» **Work task**
A verbatim copy of the full data, with no pictures, is the expected answer.

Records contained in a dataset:
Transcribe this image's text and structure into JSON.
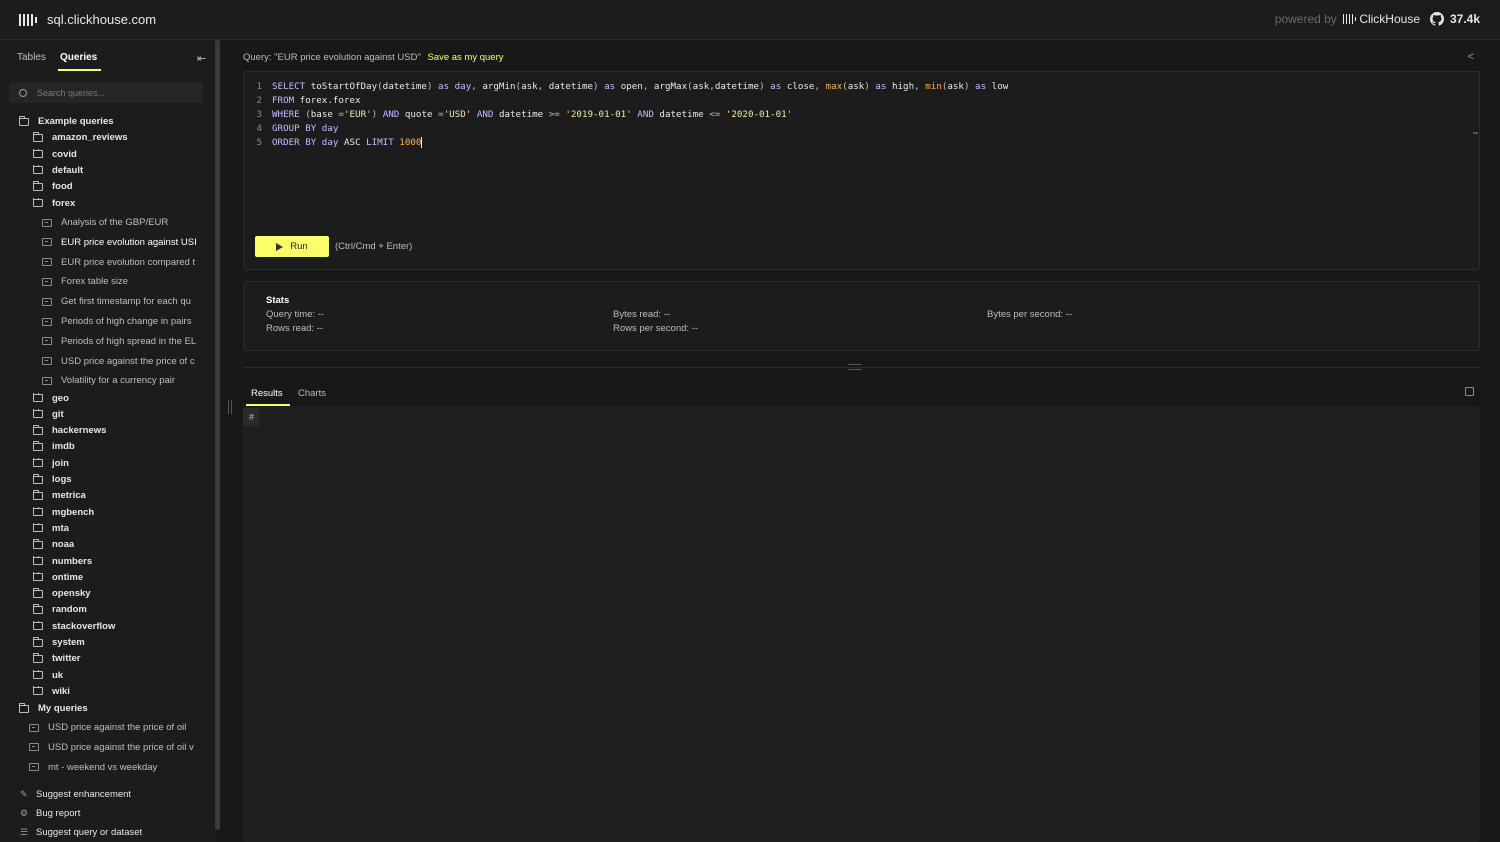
{
  "header": {
    "site": "sql.clickhouse.com",
    "powered_by": "powered by",
    "brand": "ClickHouse",
    "github_stars": "37.4k"
  },
  "sidebar": {
    "tabs": [
      "Tables",
      "Queries"
    ],
    "active_tab": "Queries",
    "search_placeholder": "Search queries...",
    "example_root": "Example queries",
    "folders_before": [
      "amazon_reviews",
      "covid",
      "default",
      "food"
    ],
    "open_folder": "forex",
    "forex_queries": [
      "Analysis of the GBP/EUR",
      "EUR price evolution against USI",
      "EUR price evolution compared t",
      "Forex table size",
      "Get first timestamp for each qu",
      "Periods of high change in pairs",
      "Periods of high spread in the EL",
      "USD price against the price of c",
      "Volatility for a currency pair"
    ],
    "active_query_index": 1,
    "folders_after": [
      "geo",
      "git",
      "hackernews",
      "imdb",
      "join",
      "logs",
      "metrica",
      "mgbench",
      "mta",
      "noaa",
      "numbers",
      "ontime",
      "opensky",
      "random",
      "stackoverflow",
      "system",
      "twitter",
      "uk",
      "wiki"
    ],
    "my_root": "My queries",
    "my_queries": [
      "USD price against the price of oil",
      "USD price against the price of oil v",
      "mt - weekend vs weekday"
    ],
    "footer": [
      {
        "label": "Suggest enhancement",
        "icon": "lightbulb-icon"
      },
      {
        "label": "Bug report",
        "icon": "bug-icon"
      },
      {
        "label": "Suggest query or dataset",
        "icon": "list-icon"
      }
    ]
  },
  "query_bar": {
    "label": "Query: \"EUR price evolution against USD\"",
    "save": "Save as my query"
  },
  "editor": {
    "lines": [
      [
        [
          "kw",
          "SELECT "
        ],
        [
          "fn",
          "toStartOfDay"
        ],
        [
          "cm",
          "("
        ],
        [
          "fn",
          "datetime"
        ],
        [
          "cm",
          ") "
        ],
        [
          "kw",
          "as "
        ],
        [
          "kw",
          "day"
        ],
        [
          "cm",
          ", "
        ],
        [
          "fn",
          "argMin"
        ],
        [
          "cm",
          "("
        ],
        [
          "fn",
          "ask"
        ],
        [
          "cm",
          ", "
        ],
        [
          "fn",
          "datetime"
        ],
        [
          "cm",
          ") "
        ],
        [
          "kw",
          "as "
        ],
        [
          "fn",
          "open"
        ],
        [
          "cm",
          ", "
        ],
        [
          "fn",
          "argMax"
        ],
        [
          "cm",
          "("
        ],
        [
          "fn",
          "ask"
        ],
        [
          "cm",
          ","
        ],
        [
          "fn",
          "datetime"
        ],
        [
          "cm",
          ") "
        ],
        [
          "kw",
          "as "
        ],
        [
          "fn",
          "close"
        ],
        [
          "cm",
          ", "
        ],
        [
          "mk",
          "max"
        ],
        [
          "cm",
          "("
        ],
        [
          "fn",
          "ask"
        ],
        [
          "cm",
          ") "
        ],
        [
          "kw",
          "as "
        ],
        [
          "fn",
          "high"
        ],
        [
          "cm",
          ", "
        ],
        [
          "mk",
          "min"
        ],
        [
          "cm",
          "("
        ],
        [
          "fn",
          "ask"
        ],
        [
          "cm",
          ") "
        ],
        [
          "kw",
          "as "
        ],
        [
          "fn",
          "low"
        ]
      ],
      [
        [
          "kw",
          "FROM "
        ],
        [
          "fn",
          "forex.forex"
        ]
      ],
      [
        [
          "kw",
          "WHERE "
        ],
        [
          "cm",
          "("
        ],
        [
          "fn",
          "base "
        ],
        [
          "cm",
          "="
        ],
        [
          "str",
          "'EUR'"
        ],
        [
          "cm",
          ") "
        ],
        [
          "kw",
          "AND "
        ],
        [
          "fn",
          "quote "
        ],
        [
          "cm",
          "="
        ],
        [
          "str",
          "'USD' "
        ],
        [
          "kw",
          "AND "
        ],
        [
          "fn",
          "datetime "
        ],
        [
          "cm",
          ">= "
        ],
        [
          "str",
          "'2019-01-01' "
        ],
        [
          "kw",
          "AND "
        ],
        [
          "fn",
          "datetime "
        ],
        [
          "cm",
          "<= "
        ],
        [
          "str",
          "'2020-01-01'"
        ]
      ],
      [
        [
          "kw",
          "GROUP BY "
        ],
        [
          "kw",
          "day"
        ]
      ],
      [
        [
          "kw",
          "ORDER BY "
        ],
        [
          "kw",
          "day "
        ],
        [
          "fn",
          "ASC "
        ],
        [
          "kw",
          "LIMIT "
        ],
        [
          "num",
          "1000"
        ]
      ]
    ],
    "run_label": "Run",
    "shortcut": "(Ctrl/Cmd + Enter)"
  },
  "stats": {
    "title": "Stats",
    "query_time": "Query time: --",
    "rows_read": "Rows read: --",
    "bytes_read": "Bytes read: --",
    "rows_per_second": "Rows per second: --",
    "bytes_per_second": "Bytes per second: --"
  },
  "results": {
    "tabs": [
      "Results",
      "Charts"
    ],
    "active_tab": "Results",
    "hash": "#"
  },
  "colors": {
    "accent": "#faff69",
    "background": "#181818",
    "panel": "#1c1c1c"
  }
}
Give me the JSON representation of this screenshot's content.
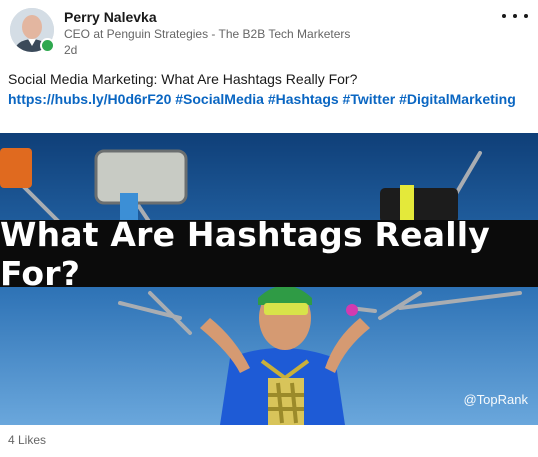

» **Task result**
Transcribe this image's text and structure into JSON.
{
  "header": {
    "site": "sql.clickhouse.com",
    "powered_by": "powered by",
    "brand": "ClickHouse",
    "github_stars": "37.4k"
  },
  "sidebar": {
    "tabs": [
      "Tables",
      "Queries"
    ],
    "active_tab": "Queries",
    "search_placeholder": "Search queries...",
    "example_root": "Example queries",
    "folders_before": [
      "amazon_reviews",
      "covid",
      "default",
      "food"
    ],
    "open_folder": "forex",
    "forex_queries": [
      "Analysis of the GBP/EUR",
      "EUR price evolution against USI",
      "EUR price evolution compared t",
      "Forex table size",
      "Get first timestamp for each qu",
      "Periods of high change in pairs",
      "Periods of high spread in the EL",
      "USD price against the price of c",
      "Volatility for a currency pair"
    ],
    "active_query_index": 1,
    "folders_after": [
      "geo",
      "git",
      "hackernews",
      "imdb",
      "join",
      "logs",
      "metrica",
      "mgbench",
      "mta",
      "noaa",
      "numbers",
      "ontime",
      "opensky",
      "random",
      "stackoverflow",
      "system",
      "twitter",
      "uk",
      "wiki"
    ],
    "my_root": "My queries",
    "my_queries": [
      "USD price against the price of oil",
      "USD price against the price of oil v",
      "mt - weekend vs weekday"
    ],
    "footer": [
      {
        "label": "Suggest enhancement",
        "icon": "lightbulb-icon"
      },
      {
        "label": "Bug report",
        "icon": "bug-icon"
      },
      {
        "label": "Suggest query or dataset",
        "icon": "list-icon"
      }
    ]
  },
  "query_bar": {
    "label": "Query: \"EUR price evolution against USD\"",
    "save": "Save as my query"
  },
  "editor": {
    "lines": [
      [
        [
          "kw",
          "SELECT "
        ],
        [
          "fn",
          "toStartOfDay"
        ],
        [
          "cm",
          "("
        ],
        [
          "fn",
          "datetime"
        ],
        [
          "cm",
          ") "
        ],
        [
          "kw",
          "as "
        ],
        [
          "kw",
          "day"
        ],
        [
          "cm",
          ", "
        ],
        [
          "fn",
          "argMin"
        ],
        [
          "cm",
          "("
        ],
        [
          "fn",
          "ask"
        ],
        [
          "cm",
          ", "
        ],
        [
          "fn",
          "datetime"
        ],
        [
          "cm",
          ") "
        ],
        [
          "kw",
          "as "
        ],
        [
          "fn",
          "open"
        ],
        [
          "cm",
          ", "
        ],
        [
          "fn",
          "argMax"
        ],
        [
          "cm",
          "("
        ],
        [
          "fn",
          "ask"
        ],
        [
          "cm",
          ","
        ],
        [
          "fn",
          "datetime"
        ],
        [
          "cm",
          ") "
        ],
        [
          "kw",
          "as "
        ],
        [
          "fn",
          "close"
        ],
        [
          "cm",
          ", "
        ],
        [
          "mk",
          "max"
        ],
        [
          "cm",
          "("
        ],
        [
          "fn",
          "ask"
        ],
        [
          "cm",
          ") "
        ],
        [
          "kw",
          "as "
        ],
        [
          "fn",
          "high"
        ],
        [
          "cm",
          ", "
        ],
        [
          "mk",
          "min"
        ],
        [
          "cm",
          "("
        ],
        [
          "fn",
          "ask"
        ],
        [
          "cm",
          ") "
        ],
        [
          "kw",
          "as "
        ],
        [
          "fn",
          "low"
        ]
      ],
      [
        [
          "kw",
          "FROM "
        ],
        [
          "fn",
          "forex.forex"
        ]
      ],
      [
        [
          "kw",
          "WHERE "
        ],
        [
          "cm",
          "("
        ],
        [
          "fn",
          "base "
        ],
        [
          "cm",
          "="
        ],
        [
          "str",
          "'EUR'"
        ],
        [
          "cm",
          ") "
        ],
        [
          "kw",
          "AND "
        ],
        [
          "fn",
          "quote "
        ],
        [
          "cm",
          "="
        ],
        [
          "str",
          "'USD' "
        ],
        [
          "kw",
          "AND "
        ],
        [
          "fn",
          "datetime "
        ],
        [
          "cm",
          ">= "
        ],
        [
          "str",
          "'2019-01-01' "
        ],
        [
          "kw",
          "AND "
        ],
        [
          "fn",
          "datetime "
        ],
        [
          "cm",
          "<= "
        ],
        [
          "str",
          "'2020-01-01'"
        ]
      ],
      [
        [
          "kw",
          "GROUP BY "
        ],
        [
          "kw",
          "day"
        ]
      ],
      [
        [
          "kw",
          "ORDER BY "
        ],
        [
          "kw",
          "day "
        ],
        [
          "fn",
          "ASC "
        ],
        [
          "kw",
          "LIMIT "
        ],
        [
          "num",
          "1000"
        ]
      ]
    ],
    "run_label": "Run",
    "shortcut": "(Ctrl/Cmd + Enter)"
  },
  "stats": {
    "title": "Stats",
    "query_time": "Query time: --",
    "rows_read": "Rows read: --",
    "bytes_read": "Bytes read: --",
    "rows_per_second": "Rows per second: --",
    "bytes_per_second": "Bytes per second: --"
  },
  "results": {
    "tabs": [
      "Results",
      "Charts"
    ],
    "active_tab": "Results",
    "hash": "#"
  },
  "colors": {
    "accent": "#faff69",
    "background": "#181818",
    "panel": "#1c1c1c"
  }
}
Give me the JSON representation of this screenshot's content.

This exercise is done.